3. How and when to call for help?
A CPR-trained professional has the knowledge to call for help, whether alone or in a team, while maintaining the necessary chest compressions. Calling for assistance is critical because professional rescue teams are more equipped, and they can transport the victim to a health care facility for the necessary care and treatment. A single-rescuer and teams also get fatigued performing CPR, resulting in low-quality CPR.
4. How to perform one-person CPR and as a team?
Working alone in providing CPR is not easy. Uncoordinated and semi-skilled rescue teams can compromise the quality of CPR provided. Therefore, it is crucial to have a team leader and work together in an orderly manner to avoid wasting time on the basic procedures.
5. The difference in CPR for children and adults
High-quality CPR is highly dependent on the depth of the chest compressions. The depth of chest compressions differs for infants, children, and adults. The same applies to the intensity of ventilation. The wrong CPR procedure could be harmful to children and infants and can cause more damage.
6. How to perform hands-only CPR?
Workplace CPR certification classes will also teach you how to perform hands-only CPR or compressions-only CPR. When done correctly, hands-only CPR is very effective in keeping cardiac arrest victims alive.
7. How to provide CPR with rescue breaths safely?
Performing rescue breaths to a stranger posses risks, more so during this covid-19 pandemic. When providing first aid, the health of the rescuer comes first. CPR is a highly aerosol-generating procedure. The training offers new and updated guidelines on how to rescue a cardiac arrest victim without risking your own life.
8. When and how to use the AED alongside CPR to save a life?
The Automated External Defibrillator or AED is critical in reviving cardiac arrest victims. The device is easy to use, even for non-professionals. It, however, requires training, which is provided under CPR AED and First Aid certification programs.
9. The use of AED for infants, children, and adults to deliver the desired shock.
The amount of shock differs depending on the age bracket of the victim. The Automated External Defibrillator or AED is designed with adult and pediatric pads that deliver regulated shock levels. Rescuers need to be aware of the types of pads to use and the preventive measures of use.
10. When to stop giving CPR and provide care for the victim once conscious.

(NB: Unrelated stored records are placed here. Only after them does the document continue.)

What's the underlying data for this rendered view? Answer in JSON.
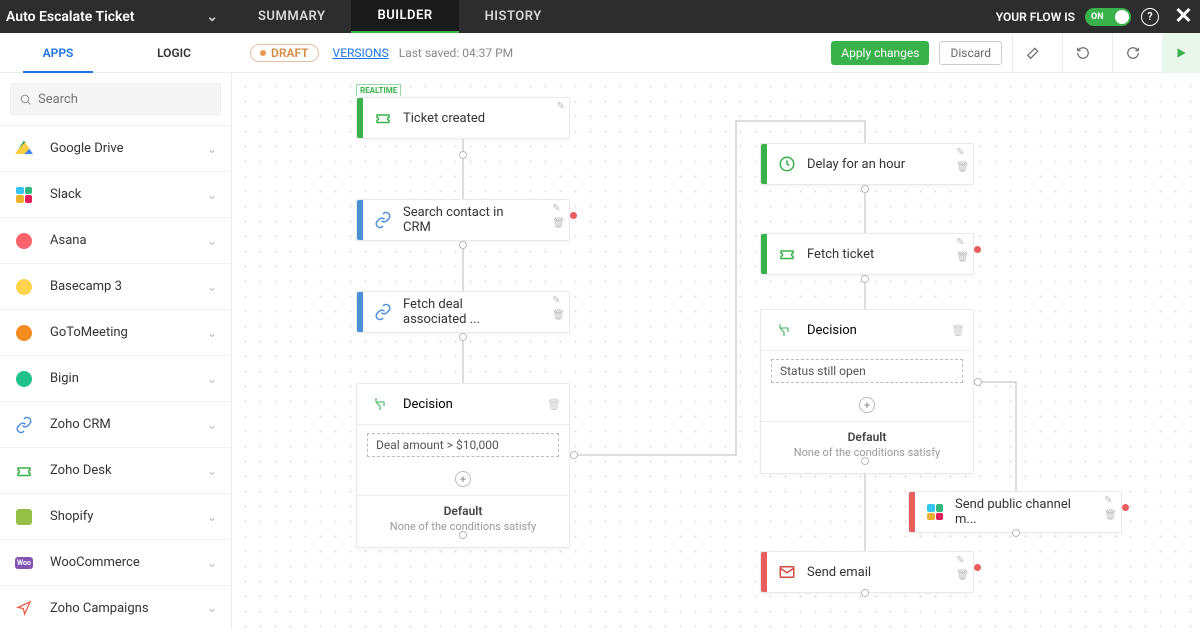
{
  "header": {
    "flow_title": "Auto Escalate Ticket",
    "tabs": [
      "SUMMARY",
      "BUILDER",
      "HISTORY"
    ],
    "active_tab_index": 1,
    "flow_status_label": "YOUR FLOW IS",
    "toggle_label": "ON"
  },
  "subbar": {
    "tabs": [
      "APPS",
      "LOGIC"
    ],
    "active_index": 0,
    "draft_label": "DRAFT",
    "versions_label": "VERSIONS",
    "last_saved": "Last saved: 04:37 PM",
    "apply_label": "Apply changes",
    "discard_label": "Discard"
  },
  "search": {
    "placeholder": "Search"
  },
  "apps": [
    {
      "label": "Google Drive"
    },
    {
      "label": "Slack"
    },
    {
      "label": "Asana"
    },
    {
      "label": "Basecamp 3"
    },
    {
      "label": "GoToMeeting"
    },
    {
      "label": "Bigin"
    },
    {
      "label": "Zoho CRM"
    },
    {
      "label": "Zoho Desk"
    },
    {
      "label": "Shopify"
    },
    {
      "label": "WooCommerce"
    },
    {
      "label": "Zoho Campaigns"
    }
  ],
  "nodes": {
    "n1": {
      "label": "Ticket created",
      "realtime": "REALTIME"
    },
    "n2": {
      "label": "Search contact in CRM"
    },
    "n3": {
      "label": "Fetch deal associated ..."
    },
    "n4": {
      "label": "Decision",
      "condition": "Deal amount > $10,000",
      "default_title": "Default",
      "default_sub": "None of the conditions satisfy"
    },
    "n5": {
      "label": "Delay for an hour"
    },
    "n6": {
      "label": "Fetch ticket"
    },
    "n7": {
      "label": "Decision",
      "condition": "Status still open",
      "default_title": "Default",
      "default_sub": "None of the conditions satisfy"
    },
    "n8": {
      "label": "Send public channel m..."
    },
    "n9": {
      "label": "Send email"
    }
  }
}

CPR should continue until the victim regains consciousness. In other cases, the rescuers are left without a choice but to stop CPR. The decision on whether to stop CPR is not easy. After regaining consciousness, the victim still requires close supervision and check.
Frequently Asked Questions
How many first aid kits should a workplace have?
Every workplace should have at least one first aid kit. However, more than one might be required in a bigger workplace. The first aid kit should be stocked with a sufficient quantity of first aid materials suitable for the particular circumstances of your workplace.
Who should provide the first aid kit in the workplace?
It is your employer’s responsibility to ensure health and safety are maintained in the workplace, and this involves appointing specific individuals as first aiders and investing in their training.
How many employees are needed for a workplace to require a trained first aid person?
With fewer than five employees, having at least one appointed person is required. For over five employees, you’ll need a trained first aider. Then you’ll require an additional trained first aider for every additional 50 employers.